It's normal to feel nervous in a job interview, but certain signs of anxiety -- such as talking too slowly -- can count against you, a new Canadian study suggests.

"Overall, the results indicated that interviewees should focus less on their nervous tics and more on the broader impressions that they convey," said study co-author Amanda Feiler, of the University of Guelph.

The study included 125 undergraduate students at a Canadian university who were closely observed while they underwent mock job interviews and were then rated on their performance.

The researchers looked for signs of anxiety in the participants, such as fidgeting, adjusting clothing and averting their gaze. They also paid attention to how they spoke.

The speed at which the participants talked was the only behavior that both interviewers and interviewees said indicated nervousness.

The fewer words per minute people spoke, the more nervous they were believed to be, according to the study in the April issue of the Journal of Business and Psychology.

Employers might reject potential candidates who appear overly nervous even though they're capable of doing the job, the researchers said.
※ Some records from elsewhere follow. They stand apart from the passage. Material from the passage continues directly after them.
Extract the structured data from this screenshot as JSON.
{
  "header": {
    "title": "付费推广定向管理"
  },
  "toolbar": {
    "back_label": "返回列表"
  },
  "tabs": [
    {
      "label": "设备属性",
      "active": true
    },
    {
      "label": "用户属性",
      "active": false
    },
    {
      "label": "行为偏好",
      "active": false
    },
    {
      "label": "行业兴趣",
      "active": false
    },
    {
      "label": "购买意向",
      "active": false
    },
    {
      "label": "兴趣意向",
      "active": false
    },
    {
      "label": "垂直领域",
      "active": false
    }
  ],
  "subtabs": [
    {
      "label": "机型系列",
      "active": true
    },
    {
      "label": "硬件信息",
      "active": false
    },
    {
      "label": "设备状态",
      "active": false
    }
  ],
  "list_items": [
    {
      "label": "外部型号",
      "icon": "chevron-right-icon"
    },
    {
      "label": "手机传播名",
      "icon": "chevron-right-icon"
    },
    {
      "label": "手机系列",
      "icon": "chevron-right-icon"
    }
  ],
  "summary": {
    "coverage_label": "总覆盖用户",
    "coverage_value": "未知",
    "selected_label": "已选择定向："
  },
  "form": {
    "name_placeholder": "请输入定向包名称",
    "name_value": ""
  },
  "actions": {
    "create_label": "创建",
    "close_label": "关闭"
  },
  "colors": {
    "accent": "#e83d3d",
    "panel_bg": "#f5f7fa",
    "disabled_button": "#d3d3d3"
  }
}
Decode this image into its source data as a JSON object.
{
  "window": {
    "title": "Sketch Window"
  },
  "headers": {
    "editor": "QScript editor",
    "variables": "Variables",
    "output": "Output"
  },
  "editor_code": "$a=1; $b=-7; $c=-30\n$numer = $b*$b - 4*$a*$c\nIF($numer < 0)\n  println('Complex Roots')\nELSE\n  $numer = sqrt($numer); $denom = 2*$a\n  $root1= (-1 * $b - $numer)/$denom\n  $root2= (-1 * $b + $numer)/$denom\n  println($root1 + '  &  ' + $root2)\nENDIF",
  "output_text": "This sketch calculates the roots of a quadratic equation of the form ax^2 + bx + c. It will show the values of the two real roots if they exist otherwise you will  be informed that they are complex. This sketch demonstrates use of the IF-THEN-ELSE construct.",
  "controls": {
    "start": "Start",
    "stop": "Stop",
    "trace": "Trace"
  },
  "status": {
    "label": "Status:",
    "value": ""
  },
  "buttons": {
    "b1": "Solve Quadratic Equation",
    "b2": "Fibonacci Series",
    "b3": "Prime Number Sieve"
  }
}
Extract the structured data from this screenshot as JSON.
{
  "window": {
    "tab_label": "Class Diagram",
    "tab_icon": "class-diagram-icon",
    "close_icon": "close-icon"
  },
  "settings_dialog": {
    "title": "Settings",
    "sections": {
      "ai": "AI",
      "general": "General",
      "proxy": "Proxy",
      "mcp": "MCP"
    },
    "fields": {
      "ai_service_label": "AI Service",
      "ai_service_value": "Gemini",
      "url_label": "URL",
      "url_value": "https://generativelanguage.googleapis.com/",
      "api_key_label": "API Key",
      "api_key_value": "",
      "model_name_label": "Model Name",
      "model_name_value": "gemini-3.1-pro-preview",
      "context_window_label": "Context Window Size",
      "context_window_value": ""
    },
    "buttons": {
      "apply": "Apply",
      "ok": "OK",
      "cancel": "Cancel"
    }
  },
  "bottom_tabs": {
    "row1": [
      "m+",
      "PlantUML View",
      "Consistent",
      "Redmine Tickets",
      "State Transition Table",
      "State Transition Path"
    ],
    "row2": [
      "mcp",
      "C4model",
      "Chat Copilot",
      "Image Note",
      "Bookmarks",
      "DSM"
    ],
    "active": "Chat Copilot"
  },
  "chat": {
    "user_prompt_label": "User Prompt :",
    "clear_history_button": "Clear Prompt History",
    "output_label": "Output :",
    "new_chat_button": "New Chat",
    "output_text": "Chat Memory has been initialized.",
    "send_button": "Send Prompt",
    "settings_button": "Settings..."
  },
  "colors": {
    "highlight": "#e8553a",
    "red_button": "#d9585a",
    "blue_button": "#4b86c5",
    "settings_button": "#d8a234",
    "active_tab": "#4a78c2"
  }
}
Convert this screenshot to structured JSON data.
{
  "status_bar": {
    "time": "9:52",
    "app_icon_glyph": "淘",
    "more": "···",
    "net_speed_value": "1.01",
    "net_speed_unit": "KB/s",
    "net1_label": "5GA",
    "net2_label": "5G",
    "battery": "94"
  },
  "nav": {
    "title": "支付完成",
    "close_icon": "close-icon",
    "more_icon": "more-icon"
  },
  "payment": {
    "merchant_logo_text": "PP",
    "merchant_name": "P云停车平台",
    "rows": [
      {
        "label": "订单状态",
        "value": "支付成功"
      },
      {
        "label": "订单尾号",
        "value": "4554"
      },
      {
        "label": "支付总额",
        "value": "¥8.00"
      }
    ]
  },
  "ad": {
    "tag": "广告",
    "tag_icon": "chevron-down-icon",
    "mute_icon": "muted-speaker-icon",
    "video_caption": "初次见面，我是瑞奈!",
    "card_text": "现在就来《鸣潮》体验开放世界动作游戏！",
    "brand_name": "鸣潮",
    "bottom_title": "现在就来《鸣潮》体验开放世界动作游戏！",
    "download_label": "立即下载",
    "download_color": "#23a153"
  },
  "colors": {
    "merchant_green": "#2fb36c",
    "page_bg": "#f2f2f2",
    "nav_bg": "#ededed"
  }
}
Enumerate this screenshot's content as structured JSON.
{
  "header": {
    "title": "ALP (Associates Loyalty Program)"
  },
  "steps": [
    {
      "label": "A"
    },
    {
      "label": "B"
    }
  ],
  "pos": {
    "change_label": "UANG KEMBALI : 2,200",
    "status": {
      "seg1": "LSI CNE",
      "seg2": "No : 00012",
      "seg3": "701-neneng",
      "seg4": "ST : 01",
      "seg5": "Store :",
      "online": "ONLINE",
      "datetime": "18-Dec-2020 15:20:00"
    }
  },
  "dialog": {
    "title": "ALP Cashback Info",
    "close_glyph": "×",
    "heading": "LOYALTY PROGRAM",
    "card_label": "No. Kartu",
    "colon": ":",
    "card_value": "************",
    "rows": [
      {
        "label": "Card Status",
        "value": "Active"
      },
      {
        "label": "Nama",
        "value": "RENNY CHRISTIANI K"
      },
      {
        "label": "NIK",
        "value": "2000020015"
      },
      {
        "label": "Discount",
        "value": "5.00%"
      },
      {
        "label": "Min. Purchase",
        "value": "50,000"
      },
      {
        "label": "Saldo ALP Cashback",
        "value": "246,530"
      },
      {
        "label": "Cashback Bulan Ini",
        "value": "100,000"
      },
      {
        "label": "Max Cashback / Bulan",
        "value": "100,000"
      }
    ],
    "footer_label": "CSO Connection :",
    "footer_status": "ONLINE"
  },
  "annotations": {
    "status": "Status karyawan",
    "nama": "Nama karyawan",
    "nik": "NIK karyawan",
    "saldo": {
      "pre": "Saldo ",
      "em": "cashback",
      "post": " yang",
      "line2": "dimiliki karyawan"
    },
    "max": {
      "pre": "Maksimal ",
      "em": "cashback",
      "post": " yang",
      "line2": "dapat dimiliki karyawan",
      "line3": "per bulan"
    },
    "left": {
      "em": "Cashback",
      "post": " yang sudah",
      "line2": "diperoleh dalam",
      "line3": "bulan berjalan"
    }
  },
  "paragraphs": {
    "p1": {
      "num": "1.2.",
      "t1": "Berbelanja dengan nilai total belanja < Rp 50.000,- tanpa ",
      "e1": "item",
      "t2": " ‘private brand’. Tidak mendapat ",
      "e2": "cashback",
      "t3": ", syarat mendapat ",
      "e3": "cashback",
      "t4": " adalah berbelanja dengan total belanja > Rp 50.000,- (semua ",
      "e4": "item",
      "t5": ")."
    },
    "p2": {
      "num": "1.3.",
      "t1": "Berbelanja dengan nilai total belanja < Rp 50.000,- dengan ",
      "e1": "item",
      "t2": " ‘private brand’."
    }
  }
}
"Anxious interviewees may want to focus on how assertive and interpersonally warm they appear to interviewers," Feiler added in a journal news release.

-- Robert Preidt